Voting for Officers of the Society previous to the Half-yearly Meeting took place for the first time in February, 1910.
On June 27th, 1910, the following tenders were accepted for the erection of piggeries, which had been contemplated for a considerable time: Masonry, J. Moorhouse & Sons, £45; joinery, J. M. Kinder, £15 10s.; slating, Alfred Bower, £10 15s.
At the Half-yearly Meeting held August 29th, 1910, a resolution was passed: “That a ballot of the members be taken to ascertain whether they are in favour of adopting or otherwise the Collective Life Assurance Scheme, the result to be declared at the next Half-yearly Meeting.” During the intervening time handbills advocating and explaining the scheme were distributed to the members. The result of the ballot was in favour of adopting the scheme, which is now in operation. Many deaths have taken place since its adoption, and various sums have been paid to families of deceased members, who have felt it a great help to them at a time when much needed.
It was also decided to grant the sum of £4 as a subscription towards the expenses in connection with the Co-operative Congress to be held at Bradford in Whit-Week; also to give a donation of £20 to the Huddersfield Infirmary and £5 to the Meltham Sickness and Accident Aid Association out of the Jubilee Fund.
The Manager of the Greengrocery Department (Mr. Gladstone Turton) tendered his resignation on March 13th, 1911. On March 27th Mr. Fred Leader (Brighouse) was appointed his successor.
Having now recorded all the principal events which have transpired during the fifty years of the Society's existence, my writing, like most things in this world, must come to an end.
Preparations for the Jubilee Celebrations are well in hand, and are being pushed forward. A record of the proceedings being given in a later chapter completing this history.
If we confine our remarks to the progress which has been made during the past fifty years to the Meltham Co-operative Society alone, we exclaim: “How marvellous has been the growth, considering the limitations of its operations.”
But if we extend our vision to the whole of the Co-operative movement, and still beyond to Science, Art, Industry, Invention, and Education, we are amazed at the marvellous advancement that has been made. This means that the young Co-operators of to-day have facilities within their reach which did not exist, and which were impossibilities, with the old Pioneers.

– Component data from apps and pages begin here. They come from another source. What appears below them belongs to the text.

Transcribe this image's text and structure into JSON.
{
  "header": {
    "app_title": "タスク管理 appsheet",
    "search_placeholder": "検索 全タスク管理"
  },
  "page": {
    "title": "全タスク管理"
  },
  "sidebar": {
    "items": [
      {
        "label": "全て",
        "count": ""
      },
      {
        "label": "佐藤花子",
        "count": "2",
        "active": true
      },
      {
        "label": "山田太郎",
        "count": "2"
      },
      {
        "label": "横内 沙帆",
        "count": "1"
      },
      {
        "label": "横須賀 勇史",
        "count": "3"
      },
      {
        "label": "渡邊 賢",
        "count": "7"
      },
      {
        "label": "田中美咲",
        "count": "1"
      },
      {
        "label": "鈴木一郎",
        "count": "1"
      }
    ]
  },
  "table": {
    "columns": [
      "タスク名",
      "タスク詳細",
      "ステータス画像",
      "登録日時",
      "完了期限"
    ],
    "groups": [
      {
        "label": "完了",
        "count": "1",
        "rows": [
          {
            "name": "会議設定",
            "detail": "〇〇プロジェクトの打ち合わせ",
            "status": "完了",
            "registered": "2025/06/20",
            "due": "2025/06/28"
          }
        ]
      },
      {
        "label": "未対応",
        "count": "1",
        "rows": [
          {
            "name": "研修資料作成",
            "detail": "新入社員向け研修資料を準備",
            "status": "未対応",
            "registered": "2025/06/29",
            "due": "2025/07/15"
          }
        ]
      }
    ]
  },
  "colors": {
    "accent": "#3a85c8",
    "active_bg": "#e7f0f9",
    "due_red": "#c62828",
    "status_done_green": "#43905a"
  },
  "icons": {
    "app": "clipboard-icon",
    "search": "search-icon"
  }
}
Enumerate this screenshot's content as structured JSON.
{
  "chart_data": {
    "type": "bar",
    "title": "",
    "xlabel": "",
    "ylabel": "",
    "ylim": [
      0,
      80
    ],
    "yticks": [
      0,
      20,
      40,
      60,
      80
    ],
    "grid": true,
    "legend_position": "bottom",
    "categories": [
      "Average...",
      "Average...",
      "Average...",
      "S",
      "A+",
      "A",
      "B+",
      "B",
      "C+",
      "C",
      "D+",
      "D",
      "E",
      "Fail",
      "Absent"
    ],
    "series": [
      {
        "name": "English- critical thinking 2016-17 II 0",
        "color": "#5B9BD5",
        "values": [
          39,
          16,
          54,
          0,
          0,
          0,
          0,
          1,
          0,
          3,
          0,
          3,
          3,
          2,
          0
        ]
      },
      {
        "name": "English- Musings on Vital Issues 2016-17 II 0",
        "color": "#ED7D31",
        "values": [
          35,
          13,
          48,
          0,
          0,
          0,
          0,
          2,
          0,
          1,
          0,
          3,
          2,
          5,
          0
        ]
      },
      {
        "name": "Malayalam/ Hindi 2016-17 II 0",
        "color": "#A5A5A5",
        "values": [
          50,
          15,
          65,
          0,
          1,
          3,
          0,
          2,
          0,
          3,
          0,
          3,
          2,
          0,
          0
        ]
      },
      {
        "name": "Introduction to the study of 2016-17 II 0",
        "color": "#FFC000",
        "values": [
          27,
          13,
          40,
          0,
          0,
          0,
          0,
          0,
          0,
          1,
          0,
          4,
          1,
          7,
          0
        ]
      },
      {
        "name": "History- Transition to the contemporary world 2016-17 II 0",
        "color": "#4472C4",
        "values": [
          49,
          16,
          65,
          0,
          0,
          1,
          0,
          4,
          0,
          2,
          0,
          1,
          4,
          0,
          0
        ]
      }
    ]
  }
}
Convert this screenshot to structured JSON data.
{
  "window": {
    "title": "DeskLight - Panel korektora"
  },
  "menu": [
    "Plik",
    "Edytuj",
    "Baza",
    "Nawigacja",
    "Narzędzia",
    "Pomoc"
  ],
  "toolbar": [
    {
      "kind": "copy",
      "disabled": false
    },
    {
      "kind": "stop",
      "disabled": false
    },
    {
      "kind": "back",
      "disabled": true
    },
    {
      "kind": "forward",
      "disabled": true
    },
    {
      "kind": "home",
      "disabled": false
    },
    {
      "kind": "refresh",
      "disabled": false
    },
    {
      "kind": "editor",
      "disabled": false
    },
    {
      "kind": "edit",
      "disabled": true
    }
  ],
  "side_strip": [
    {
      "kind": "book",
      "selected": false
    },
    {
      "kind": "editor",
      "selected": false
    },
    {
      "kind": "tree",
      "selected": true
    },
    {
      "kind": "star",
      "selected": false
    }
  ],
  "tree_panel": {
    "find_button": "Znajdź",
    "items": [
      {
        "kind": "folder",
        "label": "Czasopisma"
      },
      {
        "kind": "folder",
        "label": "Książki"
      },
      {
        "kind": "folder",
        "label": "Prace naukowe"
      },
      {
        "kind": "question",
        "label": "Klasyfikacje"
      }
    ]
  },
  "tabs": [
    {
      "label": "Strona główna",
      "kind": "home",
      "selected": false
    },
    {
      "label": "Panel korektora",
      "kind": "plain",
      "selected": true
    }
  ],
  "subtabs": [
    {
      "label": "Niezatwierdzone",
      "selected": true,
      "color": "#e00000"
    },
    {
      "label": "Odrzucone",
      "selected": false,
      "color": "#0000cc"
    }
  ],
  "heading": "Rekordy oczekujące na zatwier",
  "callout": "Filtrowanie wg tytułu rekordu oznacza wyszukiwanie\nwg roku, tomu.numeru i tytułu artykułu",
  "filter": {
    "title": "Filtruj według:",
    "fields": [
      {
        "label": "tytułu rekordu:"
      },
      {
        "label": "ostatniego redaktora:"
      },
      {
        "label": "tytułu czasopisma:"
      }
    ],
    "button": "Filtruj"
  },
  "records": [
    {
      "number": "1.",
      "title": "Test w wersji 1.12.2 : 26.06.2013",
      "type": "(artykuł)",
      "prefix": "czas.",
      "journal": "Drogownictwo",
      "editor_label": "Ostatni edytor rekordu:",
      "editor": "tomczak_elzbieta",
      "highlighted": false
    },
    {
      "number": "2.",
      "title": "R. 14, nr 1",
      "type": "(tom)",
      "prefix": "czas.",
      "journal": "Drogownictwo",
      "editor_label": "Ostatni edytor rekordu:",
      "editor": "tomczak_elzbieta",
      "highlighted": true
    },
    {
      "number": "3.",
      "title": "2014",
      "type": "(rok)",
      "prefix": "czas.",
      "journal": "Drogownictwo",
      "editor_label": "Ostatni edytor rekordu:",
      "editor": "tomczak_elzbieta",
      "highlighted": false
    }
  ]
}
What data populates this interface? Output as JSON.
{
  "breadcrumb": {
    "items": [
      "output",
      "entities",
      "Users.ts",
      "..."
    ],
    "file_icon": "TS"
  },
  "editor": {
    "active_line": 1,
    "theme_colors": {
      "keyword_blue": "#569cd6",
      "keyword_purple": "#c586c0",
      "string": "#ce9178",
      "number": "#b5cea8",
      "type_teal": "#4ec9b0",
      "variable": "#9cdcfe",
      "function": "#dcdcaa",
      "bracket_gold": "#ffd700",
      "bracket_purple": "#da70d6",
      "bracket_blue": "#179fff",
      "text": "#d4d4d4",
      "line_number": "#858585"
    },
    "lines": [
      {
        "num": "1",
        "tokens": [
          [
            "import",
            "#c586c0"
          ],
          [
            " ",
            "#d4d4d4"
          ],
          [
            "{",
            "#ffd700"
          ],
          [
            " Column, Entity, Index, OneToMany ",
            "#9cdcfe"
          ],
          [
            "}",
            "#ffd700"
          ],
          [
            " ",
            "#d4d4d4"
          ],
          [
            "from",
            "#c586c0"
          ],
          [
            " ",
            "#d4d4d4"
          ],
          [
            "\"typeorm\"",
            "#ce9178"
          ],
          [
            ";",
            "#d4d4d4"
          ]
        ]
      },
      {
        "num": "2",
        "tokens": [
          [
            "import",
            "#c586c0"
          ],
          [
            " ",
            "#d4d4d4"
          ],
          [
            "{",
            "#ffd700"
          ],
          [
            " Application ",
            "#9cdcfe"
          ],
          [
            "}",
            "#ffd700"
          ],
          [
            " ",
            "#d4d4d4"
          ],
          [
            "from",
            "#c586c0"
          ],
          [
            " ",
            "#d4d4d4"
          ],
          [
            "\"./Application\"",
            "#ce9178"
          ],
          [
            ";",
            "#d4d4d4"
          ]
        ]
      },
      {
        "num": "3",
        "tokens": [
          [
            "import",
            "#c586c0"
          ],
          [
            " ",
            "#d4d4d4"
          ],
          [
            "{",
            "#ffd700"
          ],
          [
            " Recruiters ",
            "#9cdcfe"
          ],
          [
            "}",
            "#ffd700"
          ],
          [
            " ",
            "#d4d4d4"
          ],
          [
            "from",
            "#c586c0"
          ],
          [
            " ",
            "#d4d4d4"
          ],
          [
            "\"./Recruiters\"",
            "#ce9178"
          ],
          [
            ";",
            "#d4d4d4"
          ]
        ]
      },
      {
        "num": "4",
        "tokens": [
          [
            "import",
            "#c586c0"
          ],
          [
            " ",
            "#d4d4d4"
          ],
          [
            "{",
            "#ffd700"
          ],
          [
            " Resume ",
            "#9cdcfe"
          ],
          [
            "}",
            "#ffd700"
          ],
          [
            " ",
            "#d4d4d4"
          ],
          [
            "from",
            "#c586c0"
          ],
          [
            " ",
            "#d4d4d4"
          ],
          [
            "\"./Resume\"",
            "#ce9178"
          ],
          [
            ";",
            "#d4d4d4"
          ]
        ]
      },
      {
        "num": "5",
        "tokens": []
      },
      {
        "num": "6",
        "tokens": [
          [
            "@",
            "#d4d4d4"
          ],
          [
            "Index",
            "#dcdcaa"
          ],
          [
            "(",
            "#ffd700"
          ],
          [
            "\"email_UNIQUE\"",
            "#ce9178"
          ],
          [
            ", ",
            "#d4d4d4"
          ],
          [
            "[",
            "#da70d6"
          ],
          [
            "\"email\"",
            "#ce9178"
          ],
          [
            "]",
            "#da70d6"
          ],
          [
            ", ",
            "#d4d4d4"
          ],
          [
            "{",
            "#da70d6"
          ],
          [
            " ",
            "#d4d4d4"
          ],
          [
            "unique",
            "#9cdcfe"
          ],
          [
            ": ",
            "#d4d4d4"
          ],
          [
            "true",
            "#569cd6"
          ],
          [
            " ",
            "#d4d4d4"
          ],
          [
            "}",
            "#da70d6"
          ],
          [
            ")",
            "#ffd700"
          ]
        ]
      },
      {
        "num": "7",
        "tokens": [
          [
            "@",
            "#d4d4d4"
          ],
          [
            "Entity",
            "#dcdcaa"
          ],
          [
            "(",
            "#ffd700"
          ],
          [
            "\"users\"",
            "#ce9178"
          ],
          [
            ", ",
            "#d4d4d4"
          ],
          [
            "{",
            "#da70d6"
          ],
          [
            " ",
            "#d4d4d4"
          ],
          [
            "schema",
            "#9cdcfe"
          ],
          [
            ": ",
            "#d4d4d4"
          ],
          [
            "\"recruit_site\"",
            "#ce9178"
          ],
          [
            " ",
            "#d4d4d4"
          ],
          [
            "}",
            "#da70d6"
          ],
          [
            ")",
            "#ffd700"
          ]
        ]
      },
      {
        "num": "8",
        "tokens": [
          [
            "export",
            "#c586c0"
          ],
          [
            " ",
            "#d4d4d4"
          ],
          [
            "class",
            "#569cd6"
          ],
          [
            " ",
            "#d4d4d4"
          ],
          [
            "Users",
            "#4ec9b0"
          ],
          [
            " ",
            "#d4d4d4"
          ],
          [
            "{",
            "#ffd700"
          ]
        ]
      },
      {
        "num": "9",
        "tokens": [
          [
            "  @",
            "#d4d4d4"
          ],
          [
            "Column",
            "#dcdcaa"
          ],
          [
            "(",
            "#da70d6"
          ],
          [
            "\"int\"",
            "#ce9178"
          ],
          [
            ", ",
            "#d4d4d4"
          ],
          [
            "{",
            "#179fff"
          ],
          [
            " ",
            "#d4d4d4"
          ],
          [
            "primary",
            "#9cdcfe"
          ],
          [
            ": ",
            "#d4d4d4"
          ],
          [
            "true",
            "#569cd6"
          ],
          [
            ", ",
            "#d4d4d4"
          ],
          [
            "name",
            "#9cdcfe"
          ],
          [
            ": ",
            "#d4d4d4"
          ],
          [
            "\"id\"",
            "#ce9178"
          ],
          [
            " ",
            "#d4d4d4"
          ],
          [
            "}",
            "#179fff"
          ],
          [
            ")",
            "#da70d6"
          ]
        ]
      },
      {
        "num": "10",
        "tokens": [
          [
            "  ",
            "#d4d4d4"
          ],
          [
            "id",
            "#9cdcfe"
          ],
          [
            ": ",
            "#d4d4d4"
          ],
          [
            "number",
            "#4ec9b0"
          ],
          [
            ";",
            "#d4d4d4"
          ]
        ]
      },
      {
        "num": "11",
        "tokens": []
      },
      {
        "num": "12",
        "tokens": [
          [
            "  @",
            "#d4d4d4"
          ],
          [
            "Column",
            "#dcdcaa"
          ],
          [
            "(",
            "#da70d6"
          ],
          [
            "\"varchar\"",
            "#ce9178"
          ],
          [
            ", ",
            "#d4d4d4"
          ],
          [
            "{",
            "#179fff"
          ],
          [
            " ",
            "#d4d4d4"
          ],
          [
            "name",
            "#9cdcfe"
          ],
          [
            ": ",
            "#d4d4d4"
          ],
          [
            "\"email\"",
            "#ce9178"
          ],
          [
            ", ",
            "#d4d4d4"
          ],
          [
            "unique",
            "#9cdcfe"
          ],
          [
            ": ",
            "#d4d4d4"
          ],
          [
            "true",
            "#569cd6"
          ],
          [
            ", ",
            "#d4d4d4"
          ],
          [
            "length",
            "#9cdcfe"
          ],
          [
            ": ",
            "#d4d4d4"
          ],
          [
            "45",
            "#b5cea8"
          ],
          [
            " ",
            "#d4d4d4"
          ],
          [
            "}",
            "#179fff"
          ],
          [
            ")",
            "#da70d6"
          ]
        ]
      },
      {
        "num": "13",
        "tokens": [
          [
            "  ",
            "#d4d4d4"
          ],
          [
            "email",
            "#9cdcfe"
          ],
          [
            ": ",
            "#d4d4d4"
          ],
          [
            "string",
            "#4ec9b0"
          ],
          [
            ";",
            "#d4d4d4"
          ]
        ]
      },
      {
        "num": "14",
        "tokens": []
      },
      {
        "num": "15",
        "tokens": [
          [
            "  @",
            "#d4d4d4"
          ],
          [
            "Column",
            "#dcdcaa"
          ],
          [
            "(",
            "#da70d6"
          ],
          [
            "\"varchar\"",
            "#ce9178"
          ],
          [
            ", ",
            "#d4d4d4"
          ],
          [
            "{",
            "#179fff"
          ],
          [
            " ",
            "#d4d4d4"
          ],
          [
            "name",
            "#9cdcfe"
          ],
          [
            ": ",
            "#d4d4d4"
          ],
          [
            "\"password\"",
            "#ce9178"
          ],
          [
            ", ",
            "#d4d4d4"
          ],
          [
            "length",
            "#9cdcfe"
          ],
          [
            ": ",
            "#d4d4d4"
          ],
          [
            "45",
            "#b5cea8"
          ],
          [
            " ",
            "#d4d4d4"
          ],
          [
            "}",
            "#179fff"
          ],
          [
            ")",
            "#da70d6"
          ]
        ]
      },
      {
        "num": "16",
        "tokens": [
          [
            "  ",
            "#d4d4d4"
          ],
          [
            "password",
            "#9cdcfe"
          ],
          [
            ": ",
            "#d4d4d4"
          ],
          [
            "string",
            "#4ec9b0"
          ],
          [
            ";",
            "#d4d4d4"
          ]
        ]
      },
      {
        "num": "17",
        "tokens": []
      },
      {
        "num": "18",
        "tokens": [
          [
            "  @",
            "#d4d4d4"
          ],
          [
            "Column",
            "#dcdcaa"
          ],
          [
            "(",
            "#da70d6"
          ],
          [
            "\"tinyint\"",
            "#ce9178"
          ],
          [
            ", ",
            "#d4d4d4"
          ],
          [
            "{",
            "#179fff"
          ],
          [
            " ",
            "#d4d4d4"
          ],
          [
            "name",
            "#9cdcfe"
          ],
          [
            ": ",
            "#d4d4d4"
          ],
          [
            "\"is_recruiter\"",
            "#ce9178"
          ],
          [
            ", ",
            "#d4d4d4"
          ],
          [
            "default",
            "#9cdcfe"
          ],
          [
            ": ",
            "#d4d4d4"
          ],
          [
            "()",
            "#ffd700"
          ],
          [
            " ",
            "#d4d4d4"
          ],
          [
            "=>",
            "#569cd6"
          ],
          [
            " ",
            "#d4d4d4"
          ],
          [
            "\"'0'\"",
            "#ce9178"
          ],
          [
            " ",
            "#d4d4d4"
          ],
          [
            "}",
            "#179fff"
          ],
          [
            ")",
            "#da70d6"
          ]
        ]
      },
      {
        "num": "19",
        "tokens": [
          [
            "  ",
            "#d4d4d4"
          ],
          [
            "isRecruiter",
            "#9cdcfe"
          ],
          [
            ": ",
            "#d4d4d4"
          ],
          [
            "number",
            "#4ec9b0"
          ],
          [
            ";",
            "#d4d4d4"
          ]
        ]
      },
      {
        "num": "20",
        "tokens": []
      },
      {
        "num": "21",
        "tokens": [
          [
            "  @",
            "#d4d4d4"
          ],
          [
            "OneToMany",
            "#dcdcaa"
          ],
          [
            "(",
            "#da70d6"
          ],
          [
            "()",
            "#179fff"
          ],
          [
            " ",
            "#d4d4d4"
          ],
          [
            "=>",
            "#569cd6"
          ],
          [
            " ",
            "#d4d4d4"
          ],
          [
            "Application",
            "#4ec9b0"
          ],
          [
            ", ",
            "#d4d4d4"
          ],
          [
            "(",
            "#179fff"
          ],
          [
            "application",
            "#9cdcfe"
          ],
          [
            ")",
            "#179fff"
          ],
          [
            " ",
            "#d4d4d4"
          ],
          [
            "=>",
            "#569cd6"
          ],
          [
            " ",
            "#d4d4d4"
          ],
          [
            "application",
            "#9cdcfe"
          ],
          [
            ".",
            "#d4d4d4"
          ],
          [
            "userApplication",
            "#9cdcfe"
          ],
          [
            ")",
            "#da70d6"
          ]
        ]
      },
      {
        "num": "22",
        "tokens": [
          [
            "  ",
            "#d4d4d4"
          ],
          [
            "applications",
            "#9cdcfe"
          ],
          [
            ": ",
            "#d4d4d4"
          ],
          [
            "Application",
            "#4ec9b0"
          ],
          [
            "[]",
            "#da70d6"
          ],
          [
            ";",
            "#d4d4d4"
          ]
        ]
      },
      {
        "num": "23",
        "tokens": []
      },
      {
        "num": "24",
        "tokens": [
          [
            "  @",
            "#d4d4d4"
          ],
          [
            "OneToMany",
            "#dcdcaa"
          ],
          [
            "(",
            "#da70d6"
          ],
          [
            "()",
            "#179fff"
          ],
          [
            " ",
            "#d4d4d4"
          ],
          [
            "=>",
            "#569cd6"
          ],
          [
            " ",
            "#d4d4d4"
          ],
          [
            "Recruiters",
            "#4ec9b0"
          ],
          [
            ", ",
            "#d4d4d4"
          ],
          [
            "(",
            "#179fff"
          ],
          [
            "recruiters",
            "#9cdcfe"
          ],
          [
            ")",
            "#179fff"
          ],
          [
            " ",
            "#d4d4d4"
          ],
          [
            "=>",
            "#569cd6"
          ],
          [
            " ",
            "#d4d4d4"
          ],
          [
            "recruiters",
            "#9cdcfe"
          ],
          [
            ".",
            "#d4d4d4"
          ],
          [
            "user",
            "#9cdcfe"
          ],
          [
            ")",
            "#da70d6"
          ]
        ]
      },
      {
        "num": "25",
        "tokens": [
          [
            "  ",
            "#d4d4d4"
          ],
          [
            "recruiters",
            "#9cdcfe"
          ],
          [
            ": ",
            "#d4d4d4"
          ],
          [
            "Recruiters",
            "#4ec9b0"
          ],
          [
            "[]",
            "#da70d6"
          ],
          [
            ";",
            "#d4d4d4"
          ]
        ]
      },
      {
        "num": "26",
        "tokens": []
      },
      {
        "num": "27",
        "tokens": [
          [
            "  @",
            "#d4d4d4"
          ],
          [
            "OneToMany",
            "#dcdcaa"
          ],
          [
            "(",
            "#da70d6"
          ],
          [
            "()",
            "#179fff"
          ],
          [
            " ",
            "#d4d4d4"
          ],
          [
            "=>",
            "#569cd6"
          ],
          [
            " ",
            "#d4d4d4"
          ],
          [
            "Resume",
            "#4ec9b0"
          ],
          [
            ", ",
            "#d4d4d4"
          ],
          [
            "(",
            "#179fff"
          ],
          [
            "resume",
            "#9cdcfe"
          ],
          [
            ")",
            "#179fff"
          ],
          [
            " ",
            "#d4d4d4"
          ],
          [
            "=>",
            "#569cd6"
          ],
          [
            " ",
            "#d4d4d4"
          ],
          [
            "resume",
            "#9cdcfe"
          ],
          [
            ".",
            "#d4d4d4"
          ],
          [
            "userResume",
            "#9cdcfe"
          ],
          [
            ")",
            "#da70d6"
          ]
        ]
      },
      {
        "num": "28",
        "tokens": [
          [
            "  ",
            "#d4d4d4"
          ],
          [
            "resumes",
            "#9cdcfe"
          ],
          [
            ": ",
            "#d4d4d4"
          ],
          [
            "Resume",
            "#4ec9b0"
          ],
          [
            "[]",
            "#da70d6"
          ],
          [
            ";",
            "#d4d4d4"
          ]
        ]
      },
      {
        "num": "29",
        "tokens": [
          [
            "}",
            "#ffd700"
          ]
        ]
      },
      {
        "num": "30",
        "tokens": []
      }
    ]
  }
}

The Co-operative movement, like science and invention, is only on the fringe of its possibilities. Let each Co-operator gird on the Co-operative armour and fight for the extension of the great principle, “Each for all, and all for each,” also to adopt the well-known maxim of the movement, “Labour and Wait.”
PROGRESS FOR TEN YEARS, 1901 TO 1911.
- George Hy. Holroyd — 1901 to 1906.
- J. Wilkinson — 1907 to 1909.
- A. Quarmby — 1909 to 1911.
- G. H. Holroyd — 1911.
- Thomas Hirst — 1901 to 1909.
- H. S. Kaye — 1910 to 1911.
- Messrs. Appleby & Wood.
- Foster Manchester.
- D. Broadbent.
- Thornton Wadsworth.
- J. J. Southern.
- Seth Brook.
- Joe Beaumont.
- J. M. Kinder.
- D. Haywood.
- Joe Dixon.
- B. Brierley.
- Joe Hartley.
- G. W. Redfearn.
- Wilson Brook.
- Fred Pogson.
- Samuel Lindley.
- A. Quarmby.
- J. W. Kenworthy.
- F. W. Dyson.
- C. G. Creaser.
- G. F. Bastow.
- John Battye.
- G. Armitage.
- Fred Batley.